■ The input:
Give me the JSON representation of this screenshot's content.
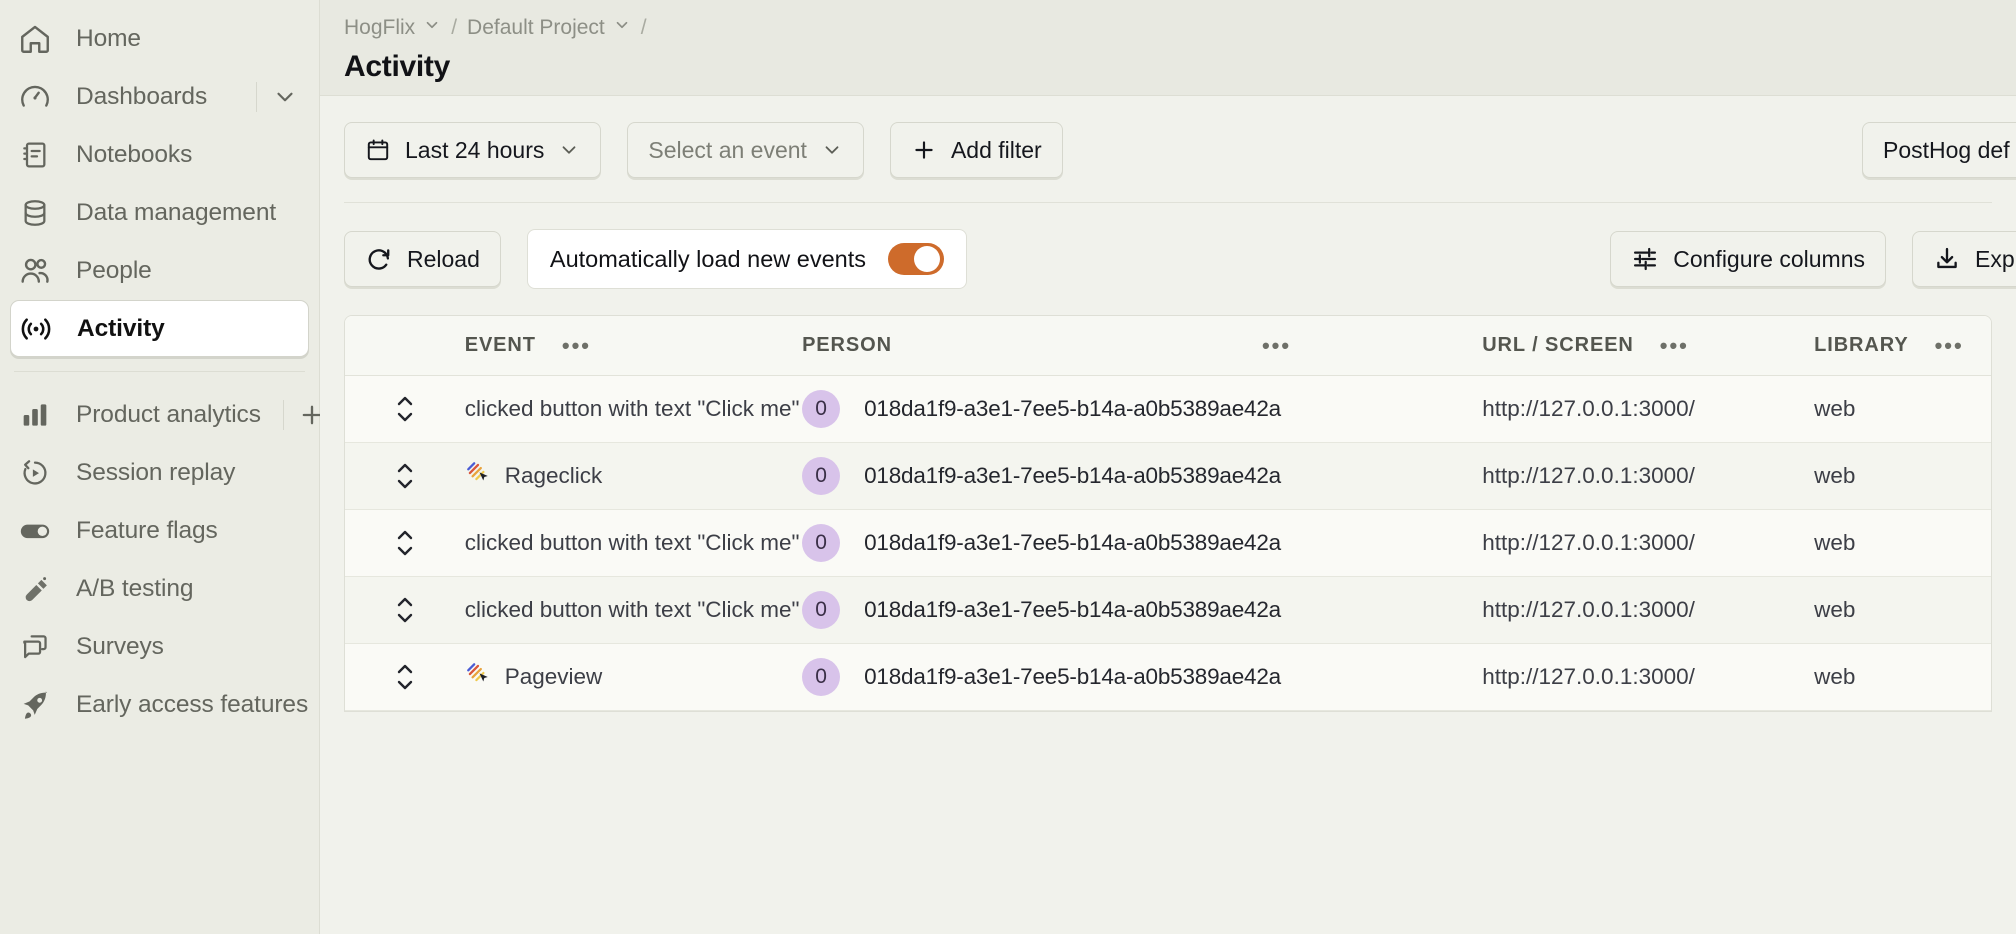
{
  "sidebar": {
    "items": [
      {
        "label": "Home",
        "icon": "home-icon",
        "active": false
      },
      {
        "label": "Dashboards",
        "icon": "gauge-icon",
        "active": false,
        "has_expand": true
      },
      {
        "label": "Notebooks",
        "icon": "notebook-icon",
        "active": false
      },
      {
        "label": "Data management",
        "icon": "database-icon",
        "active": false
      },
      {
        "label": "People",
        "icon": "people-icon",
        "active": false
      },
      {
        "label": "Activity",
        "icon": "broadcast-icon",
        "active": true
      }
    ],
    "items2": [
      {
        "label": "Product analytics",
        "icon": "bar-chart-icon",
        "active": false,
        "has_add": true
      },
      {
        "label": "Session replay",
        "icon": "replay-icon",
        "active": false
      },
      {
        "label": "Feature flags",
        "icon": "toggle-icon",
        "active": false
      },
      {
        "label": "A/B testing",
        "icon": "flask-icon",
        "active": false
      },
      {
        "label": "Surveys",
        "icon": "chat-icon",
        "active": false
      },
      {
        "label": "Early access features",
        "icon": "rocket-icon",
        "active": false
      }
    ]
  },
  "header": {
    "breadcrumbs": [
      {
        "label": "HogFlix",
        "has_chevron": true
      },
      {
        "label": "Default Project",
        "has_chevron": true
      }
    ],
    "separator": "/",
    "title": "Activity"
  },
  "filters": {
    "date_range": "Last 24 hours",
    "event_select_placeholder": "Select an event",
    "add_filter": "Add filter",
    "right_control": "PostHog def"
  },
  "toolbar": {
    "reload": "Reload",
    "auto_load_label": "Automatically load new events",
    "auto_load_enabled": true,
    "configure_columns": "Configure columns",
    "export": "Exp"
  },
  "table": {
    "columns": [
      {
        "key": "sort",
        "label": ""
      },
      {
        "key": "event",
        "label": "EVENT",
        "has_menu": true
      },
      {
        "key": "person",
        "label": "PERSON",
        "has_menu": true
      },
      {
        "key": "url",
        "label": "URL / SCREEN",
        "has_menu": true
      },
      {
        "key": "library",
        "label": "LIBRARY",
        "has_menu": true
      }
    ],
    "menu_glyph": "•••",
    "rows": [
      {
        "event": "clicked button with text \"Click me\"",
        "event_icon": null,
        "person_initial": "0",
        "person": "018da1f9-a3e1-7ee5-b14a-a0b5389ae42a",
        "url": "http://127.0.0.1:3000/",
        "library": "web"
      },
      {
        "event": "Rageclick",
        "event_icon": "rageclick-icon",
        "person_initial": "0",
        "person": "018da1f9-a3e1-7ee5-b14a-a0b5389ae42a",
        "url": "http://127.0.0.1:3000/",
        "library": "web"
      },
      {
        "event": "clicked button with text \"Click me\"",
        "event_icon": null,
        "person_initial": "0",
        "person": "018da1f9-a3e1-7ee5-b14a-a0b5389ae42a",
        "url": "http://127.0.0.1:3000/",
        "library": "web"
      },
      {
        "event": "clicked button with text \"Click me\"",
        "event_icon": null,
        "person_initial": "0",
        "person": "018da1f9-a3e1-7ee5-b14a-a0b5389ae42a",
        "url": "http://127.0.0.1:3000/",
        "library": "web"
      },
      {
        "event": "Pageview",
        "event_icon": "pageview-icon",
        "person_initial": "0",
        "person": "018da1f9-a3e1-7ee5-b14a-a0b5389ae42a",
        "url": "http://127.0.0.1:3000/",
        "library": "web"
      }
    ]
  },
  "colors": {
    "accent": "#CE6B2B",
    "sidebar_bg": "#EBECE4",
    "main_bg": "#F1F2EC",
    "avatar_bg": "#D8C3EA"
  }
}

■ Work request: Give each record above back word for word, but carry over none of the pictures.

■ Solved problem:
Give me the JSON representation of this screenshot's content.
{
  "sidebar": {
    "items": [
      {
        "label": "Home",
        "icon": "home-icon",
        "active": false
      },
      {
        "label": "Dashboards",
        "icon": "gauge-icon",
        "active": false,
        "has_expand": true
      },
      {
        "label": "Notebooks",
        "icon": "notebook-icon",
        "active": false
      },
      {
        "label": "Data management",
        "icon": "database-icon",
        "active": false
      },
      {
        "label": "People",
        "icon": "people-icon",
        "active": false
      },
      {
        "label": "Activity",
        "icon": "broadcast-icon",
        "active": true
      }
    ],
    "items2": [
      {
        "label": "Product analytics",
        "icon": "bar-chart-icon",
        "active": false,
        "has_add": true
      },
      {
        "label": "Session replay",
        "icon": "replay-icon",
        "active": false
      },
      {
        "label": "Feature flags",
        "icon": "toggle-icon",
        "active": false
      },
      {
        "label": "A/B testing",
        "icon": "flask-icon",
        "active": false
      },
      {
        "label": "Surveys",
        "icon": "chat-icon",
        "active": false
      },
      {
        "label": "Early access features",
        "icon": "rocket-icon",
        "active": false
      }
    ]
  },
  "header": {
    "breadcrumbs": [
      {
        "label": "HogFlix",
        "has_chevron": true
      },
      {
        "label": "Default Project",
        "has_chevron": true
      }
    ],
    "separator": "/",
    "title": "Activity"
  },
  "filters": {
    "date_range": "Last 24 hours",
    "event_select_placeholder": "Select an event",
    "add_filter": "Add filter",
    "right_control": "PostHog def"
  },
  "toolbar": {
    "reload": "Reload",
    "auto_load_label": "Automatically load new events",
    "auto_load_enabled": true,
    "configure_columns": "Configure columns",
    "export": "Exp"
  },
  "table": {
    "columns": [
      {
        "key": "sort",
        "label": ""
      },
      {
        "key": "event",
        "label": "EVENT",
        "has_menu": true
      },
      {
        "key": "person",
        "label": "PERSON",
        "has_menu": true
      },
      {
        "key": "url",
        "label": "URL / SCREEN",
        "has_menu": true
      },
      {
        "key": "library",
        "label": "LIBRARY",
        "has_menu": true
      }
    ],
    "menu_glyph": "•••",
    "rows": [
      {
        "event": "clicked button with text \"Click me\"",
        "event_icon": null,
        "person_initial": "0",
        "person": "018da1f9-a3e1-7ee5-b14a-a0b5389ae42a",
        "url": "http://127.0.0.1:3000/",
        "library": "web"
      },
      {
        "event": "Rageclick",
        "event_icon": "rageclick-icon",
        "person_initial": "0",
        "person": "018da1f9-a3e1-7ee5-b14a-a0b5389ae42a",
        "url": "http://127.0.0.1:3000/",
        "library": "web"
      },
      {
        "event": "clicked button with text \"Click me\"",
        "event_icon": null,
        "person_initial": "0",
        "person": "018da1f9-a3e1-7ee5-b14a-a0b5389ae42a",
        "url": "http://127.0.0.1:3000/",
        "library": "web"
      },
      {
        "event": "clicked button with text \"Click me\"",
        "event_icon": null,
        "person_initial": "0",
        "person": "018da1f9-a3e1-7ee5-b14a-a0b5389ae42a",
        "url": "http://127.0.0.1:3000/",
        "library": "web"
      },
      {
        "event": "Pageview",
        "event_icon": "pageview-icon",
        "person_initial": "0",
        "person": "018da1f9-a3e1-7ee5-b14a-a0b5389ae42a",
        "url": "http://127.0.0.1:3000/",
        "library": "web"
      }
    ]
  },
  "colors": {
    "accent": "#CE6B2B",
    "sidebar_bg": "#EBECE4",
    "main_bg": "#F1F2EC",
    "avatar_bg": "#D8C3EA"
  }
}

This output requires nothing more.